Thank you very much for your note. I like the way you moved the filtering logic from the controller into the service, and think it’s good work. Following up on Darius’ note, though, I think that the static methods in the Pagination utility class can be used more than they have been. Specifically, it seems like the math toward the end of searchApprovedRequisitionsWithSortAndFilterAndPaging which is used to create and return a subList may not be necessary. Can the Pagination.getPage(List originalList, Pageable pageable) method be used instead? (You’d pass it the responseList.) If not, the Pagination class should be revisited. My hope, though, is that it can simplify scenarios like this as-is.

Kind regards,

Ben

Hi,
Thank you for your feedback!
You are right Ben, getPage method from Pagination utility class works perfectly in this case.
I am not sure why, but I missed it. Thank you for your help.

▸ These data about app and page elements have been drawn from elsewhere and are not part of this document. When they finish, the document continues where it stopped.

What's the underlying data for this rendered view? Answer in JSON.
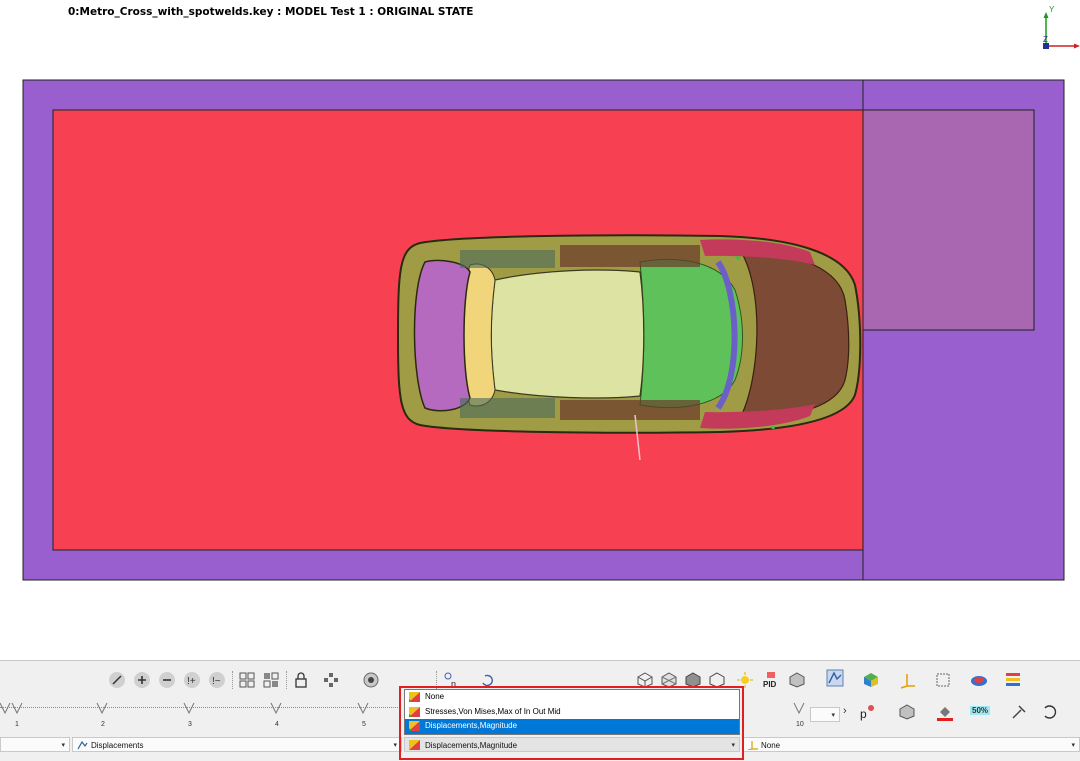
{
  "header": {
    "title": "0:Metro_Cross_with_spotwelds.key  : MODEL Test 1  : ORIGINAL STATE"
  },
  "axis": {
    "y_label": "Y",
    "z_label": "Z",
    "x_label": "X"
  },
  "colors": {
    "ground": "#9a5fcf",
    "floor": "#f74153",
    "panel": "#a867b0",
    "highlight": "#e02020",
    "selection": "#0078d7"
  },
  "timeline": {
    "ticks": [
      "1",
      "2",
      "3",
      "4",
      "5",
      "10"
    ]
  },
  "toolbar": {
    "left_combo_value": "",
    "result_combo_value": "Displacements",
    "component_dropdown": {
      "options": [
        "None",
        "Stresses,Von Mises,Max of In Out Mid",
        "Displacements,Magnitude"
      ],
      "selected": "Displacements,Magnitude"
    },
    "vector_combo_value": "None",
    "transparency_label": "50%",
    "icons": [
      "line-icon",
      "zoom-in-icon",
      "zoom-out-icon",
      "select-add-icon",
      "deselect-icon",
      "grid-view-icon",
      "grid-view-alt-icon",
      "lock-icon",
      "node-pick-icon",
      "element-pick-icon",
      "probe-icon",
      "rotate-icon",
      "iso-view-icon",
      "wireframe-icon",
      "shaded-icon",
      "outline-icon",
      "light-icon",
      "pid-icon",
      "part-color-icon",
      "fringe-icon",
      "color-cube-icon",
      "axis-icon",
      "clip-plane-icon",
      "contour-icon",
      "legend-icon",
      "p-icon",
      "part-icon",
      "fill-icon",
      "transparency-icon",
      "pin-icon",
      "undo-icon"
    ]
  }
}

Regards,
Weronika



Weronika Ciecierska

Software Developer

wciecierska@soldevelo.com

SolDevelo Sp. z o. o. [LLC]

Office:  +48 58 782 45 40
/ Fax:  +48 58 782 45 41
 Al. Zwycięstwa 96/98
 81-451, Gdynia

[http://www.soldevelo.com](http://www.SolDevelo.com)

 Place of registration: Regional Court for the City of Gdansk
 KRS: 0000332728, TAX ID: PL5862240331, REGON: 220828585,
 Share capital: 60,000.00 PLN
···

On Friday, 3 February 2017 21:21:07 UTC+1, benle...@gmail.com wrote:

Hi Weronika!

Thank you very much for your note. I like the way you moved the filtering logic from the controller into the service, and think it’s good work. Following up on Darius’ note, though, I think that the static methods in the Pagination utility class can be used more than they have been. Specifically, it seems like the math toward the end of searchApprovedRequisitionsWithSortAndFilterAndPaging which is used to create and return a subList may not be necessary. Can the Pagination.getPage(List originalList, Pageable pageable) method be used instead? (You’d pass it the responseList.) If not, the Pagination class should be revisited. My hope, though, is that it can simplify scenarios like this as-is.

Kind regards,

Ben

Hi Weronika,

Thank you so much for letting me know - I’m glad that it works well for you.

Kind regards,

Ben